18 U.S.C. § 922(a)(6) makes it unlawful
for any person in connection with the acquisition . . . of any firearm or ammunition from a licensed importer, licensed manufacturer, licensed dealer, or licensed collector, knowingly to make any false or fictitious oral or written statement or to furnish or exhibit any false, fictitious, or misrepresented identification, intended or likely to deceive such importer, manufacturer, dealer, or collector with respect to any fact material to the lawfulness of the sale or other disposition of such firearm or ammunition under the provisions of this chapter[.]
Purry first seeks exclusion of evidence that suggests his financial transactions in connection with the acquisition of these firearms totaled approximately $92, 000. Doc. 57 at 2. The government argues that it presently does not intend to introduce this evidence, although it reserves the right to introduce this evidence if Purry is convicted and the matter proceeds to the sentencing phase. Doc. 61 at 2. I hold the government to its representation and deny the exclusion request as moot and without prejudice.
Purry next seeks to exclude evidence that several firearms other than those charged in the indictment have shown up in other law enforcement investigations involving criminal activity. Doc. 57 at 2. The government responds that it presently does not intend to introduce this evidence at trial, although it reserves the right to introduce this evidence if Purry is convicted and the matter proceeds to the sentencing phase. Doc. 61 at 2. I hold the government to its representation and deny the exclusion request as moot and without prejudice.
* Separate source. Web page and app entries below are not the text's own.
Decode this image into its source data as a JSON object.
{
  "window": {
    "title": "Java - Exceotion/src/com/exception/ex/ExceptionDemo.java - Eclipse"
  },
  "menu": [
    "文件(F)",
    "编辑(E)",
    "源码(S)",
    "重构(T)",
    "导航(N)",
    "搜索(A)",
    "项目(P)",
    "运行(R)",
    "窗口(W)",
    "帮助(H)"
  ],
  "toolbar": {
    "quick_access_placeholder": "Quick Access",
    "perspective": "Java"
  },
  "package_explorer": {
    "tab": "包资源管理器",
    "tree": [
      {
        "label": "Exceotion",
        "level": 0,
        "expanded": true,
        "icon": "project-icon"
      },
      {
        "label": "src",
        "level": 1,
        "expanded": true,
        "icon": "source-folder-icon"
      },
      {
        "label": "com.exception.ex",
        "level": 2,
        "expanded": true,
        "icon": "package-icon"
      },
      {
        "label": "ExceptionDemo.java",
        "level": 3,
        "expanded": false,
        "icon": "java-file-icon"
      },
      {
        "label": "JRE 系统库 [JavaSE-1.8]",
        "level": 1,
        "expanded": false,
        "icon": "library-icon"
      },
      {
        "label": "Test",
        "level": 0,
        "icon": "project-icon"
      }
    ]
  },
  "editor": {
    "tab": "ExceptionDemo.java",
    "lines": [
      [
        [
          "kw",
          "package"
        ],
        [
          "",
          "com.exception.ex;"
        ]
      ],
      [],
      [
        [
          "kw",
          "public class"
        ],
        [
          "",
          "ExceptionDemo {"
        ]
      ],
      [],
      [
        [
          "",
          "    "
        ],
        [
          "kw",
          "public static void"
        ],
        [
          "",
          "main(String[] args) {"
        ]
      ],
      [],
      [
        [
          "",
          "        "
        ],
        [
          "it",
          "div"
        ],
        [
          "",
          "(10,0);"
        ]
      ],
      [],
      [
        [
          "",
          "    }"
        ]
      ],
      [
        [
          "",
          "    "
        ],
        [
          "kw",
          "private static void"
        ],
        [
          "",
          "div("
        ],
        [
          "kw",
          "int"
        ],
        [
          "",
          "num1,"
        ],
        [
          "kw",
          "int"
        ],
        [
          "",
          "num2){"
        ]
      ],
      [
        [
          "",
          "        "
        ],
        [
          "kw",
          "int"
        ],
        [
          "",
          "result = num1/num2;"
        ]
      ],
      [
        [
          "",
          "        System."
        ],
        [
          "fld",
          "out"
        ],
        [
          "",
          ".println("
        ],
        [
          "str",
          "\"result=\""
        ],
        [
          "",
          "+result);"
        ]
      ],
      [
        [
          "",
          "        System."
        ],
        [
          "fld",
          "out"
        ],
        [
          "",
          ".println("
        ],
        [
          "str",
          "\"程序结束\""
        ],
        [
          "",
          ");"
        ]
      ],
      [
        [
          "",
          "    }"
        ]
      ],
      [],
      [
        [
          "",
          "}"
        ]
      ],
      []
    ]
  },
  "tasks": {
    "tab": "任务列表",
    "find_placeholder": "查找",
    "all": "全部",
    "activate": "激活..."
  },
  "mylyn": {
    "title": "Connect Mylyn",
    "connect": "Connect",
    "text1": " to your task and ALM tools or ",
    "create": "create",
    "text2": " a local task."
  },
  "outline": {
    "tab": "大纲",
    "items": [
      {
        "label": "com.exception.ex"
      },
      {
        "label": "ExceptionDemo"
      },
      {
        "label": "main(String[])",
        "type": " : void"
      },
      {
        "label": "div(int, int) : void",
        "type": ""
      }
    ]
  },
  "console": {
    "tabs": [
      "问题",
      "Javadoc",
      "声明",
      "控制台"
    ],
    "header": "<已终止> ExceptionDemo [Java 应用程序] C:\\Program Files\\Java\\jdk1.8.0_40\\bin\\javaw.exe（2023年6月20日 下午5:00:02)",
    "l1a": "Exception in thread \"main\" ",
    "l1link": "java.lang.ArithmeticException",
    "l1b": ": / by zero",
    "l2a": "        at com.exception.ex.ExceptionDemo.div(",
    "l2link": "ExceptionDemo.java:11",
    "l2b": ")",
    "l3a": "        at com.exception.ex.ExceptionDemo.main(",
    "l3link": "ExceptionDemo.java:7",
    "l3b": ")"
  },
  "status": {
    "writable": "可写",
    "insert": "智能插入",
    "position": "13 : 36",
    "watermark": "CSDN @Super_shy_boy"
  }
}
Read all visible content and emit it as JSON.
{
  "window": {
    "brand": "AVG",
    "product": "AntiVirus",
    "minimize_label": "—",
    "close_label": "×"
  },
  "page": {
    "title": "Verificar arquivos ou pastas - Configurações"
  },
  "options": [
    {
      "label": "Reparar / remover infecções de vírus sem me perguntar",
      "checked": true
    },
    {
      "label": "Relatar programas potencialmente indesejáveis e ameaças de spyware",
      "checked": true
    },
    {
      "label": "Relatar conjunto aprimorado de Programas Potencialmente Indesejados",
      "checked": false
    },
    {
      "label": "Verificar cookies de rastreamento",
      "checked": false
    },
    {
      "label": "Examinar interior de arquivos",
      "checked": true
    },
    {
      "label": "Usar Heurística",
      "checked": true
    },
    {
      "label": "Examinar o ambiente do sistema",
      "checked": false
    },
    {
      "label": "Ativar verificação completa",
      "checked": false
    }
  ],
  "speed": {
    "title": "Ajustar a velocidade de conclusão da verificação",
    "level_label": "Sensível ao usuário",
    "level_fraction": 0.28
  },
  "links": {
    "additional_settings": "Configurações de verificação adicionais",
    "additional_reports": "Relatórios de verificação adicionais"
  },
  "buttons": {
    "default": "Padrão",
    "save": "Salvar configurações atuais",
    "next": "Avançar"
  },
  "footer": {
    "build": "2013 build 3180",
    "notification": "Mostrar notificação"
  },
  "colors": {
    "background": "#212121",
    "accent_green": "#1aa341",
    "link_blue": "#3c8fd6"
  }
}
To the degree Purry seeks wholesale exclusion of evidence that Purry purchased firearms other than those charged in the indictment, the government argues that the number of firearms Purry purchased is relevant to show intent, absence of mistake, and motive. Doc. 61 at 2. I agree that this evidence is relevant and not unfairly prejudicial as a general matter, and I deny this request at this time. However, Purry remains free to object to this evidence at trial should it appear that this evidence, in context, is more prejudicial than probative.
Purry next argues that evidence suggesting Purry shipped these firearms from Nevada to California should be excluded. Doc. 57 at 2. The government argues that this evidence supports the inference that Purry was not a resident of Nevada, which is one of the elements charged in the indictment. Doc. 61 at 2. I agree with the government that this evidence is relevant to show that Purry “represented that he was a resident of the State of Nevada, ” e.g., Doc. 32 at 2, and that it is not unfairly prejudicial. Purry’s motion in limine is denied on this point.
Purry finally argues that the name used to ship the firearms was “Kenny Clutch, ” a rapper killed as a result of a drive-by shooting in Las Vegas on February 21, 2013. Doc. 57 at 2. The government argues that Puny admitted using this alias in a post-Miranda interview and it shows Puny knew what he was doing. Thus, the government argues, it is highly probative of his guilt. Doc. 61 at 2. I agree with the government that evidence Puny used an alias is relevant to show that he knowingly made a false statement in violation of Section 922(a)(6) and is not unfairly prejudicial. However, my ruling extends only to the use of the evidence of Purry's use of the alias itself; to the degree the government seeks to introduce circumstantial ...